The government may be in the middle of liquidating it and a criminal investigation may be lodged against it, but there appear to be some investors who still see value in Interbolsa, the Colombian broker whose collapse took the market by surprise this month.

According to Interbolsa, Portland Holdings, run by Michael Lee-Chin, a Jamaican-born Canadian business magnate, has teamed up with Colombian investment firm Tribeca Asset Management and has expressed an interest in acquiring parts of the business. Read more

It’s all over for Interbolsa. Less than a week after financial regulators took over the troubled Colombian broker, the government has ordered the company to be liquidated.

Mauricio Cardenas, Colombia’s finance minister said on Wednesday that Interbolsa would be wound down and its assets sold to pay investors and other financial obligations. Read more

The drama surrounding Interbolsa at the moment is an apt reminder that where there’s a boom, there’s bound to be a bust.

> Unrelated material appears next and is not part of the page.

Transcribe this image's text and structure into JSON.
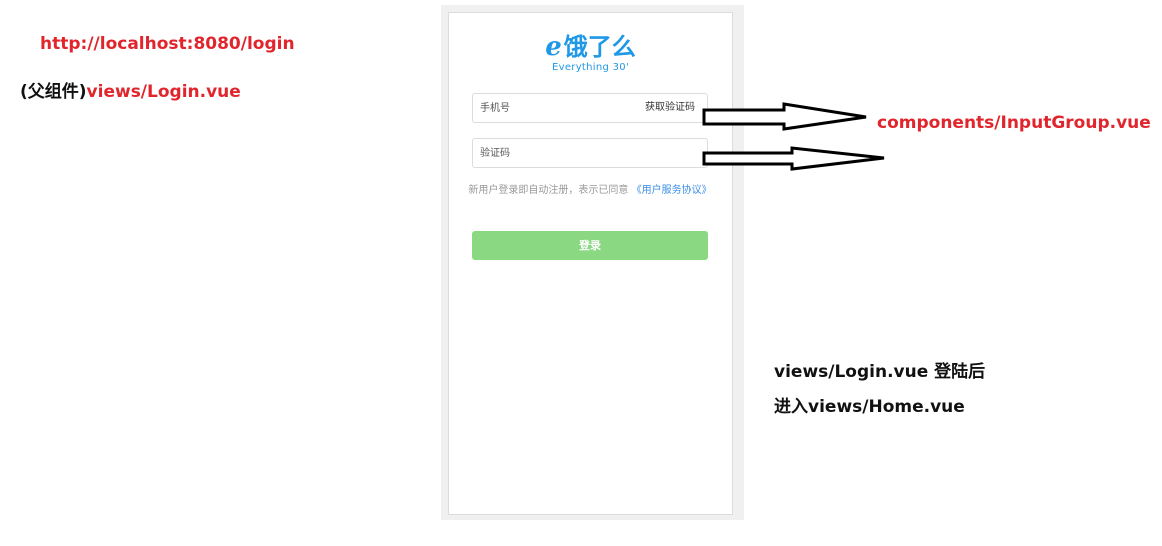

Regulators seized Colombia’s largest broker last week and halted trading of its stock after the company said it was facing a temporary funding shortage. On Tuesday, regulators announced that Bancolombia, the country’s largest bank, would take control of Interbolsa’s COP1,600bn ($875m) local bond operations – a move which has heightened speculation that the once high flying broker could be wound down. Read more

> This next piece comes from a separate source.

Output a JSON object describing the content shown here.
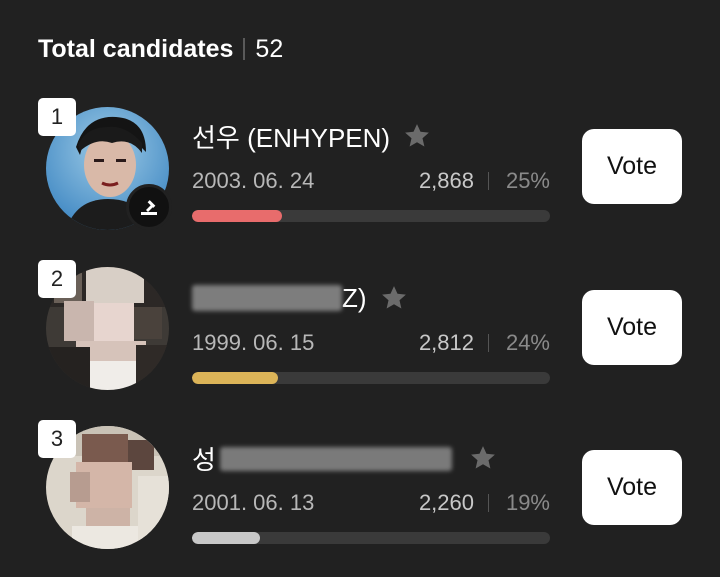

Things are going from bad to worse for Interbolsa, Colombia’s largest stock broker which on Thursday saw its shares plummet 30 per cent after it warned that it was suffering “a temporary liquidity constraint.”

In another stunning development, Colombia’s financial markets regulator on Friday moved to take administrative control of the company. Read more

Barely one month after Interbolsa said it planned to expand into Chile and Peru, investors in Colombia’s largest brokerage were greeted with a bombshell.

On Thursday, the company warned that its trading wing was facing a “temporary liquidity shortage”, which, according to analysts, means it will be hard for Interbolsa to borrow money based on the money the brokerage is making.

The stock closed down 30 per cent to hit an all time low of 980 pesos. Read more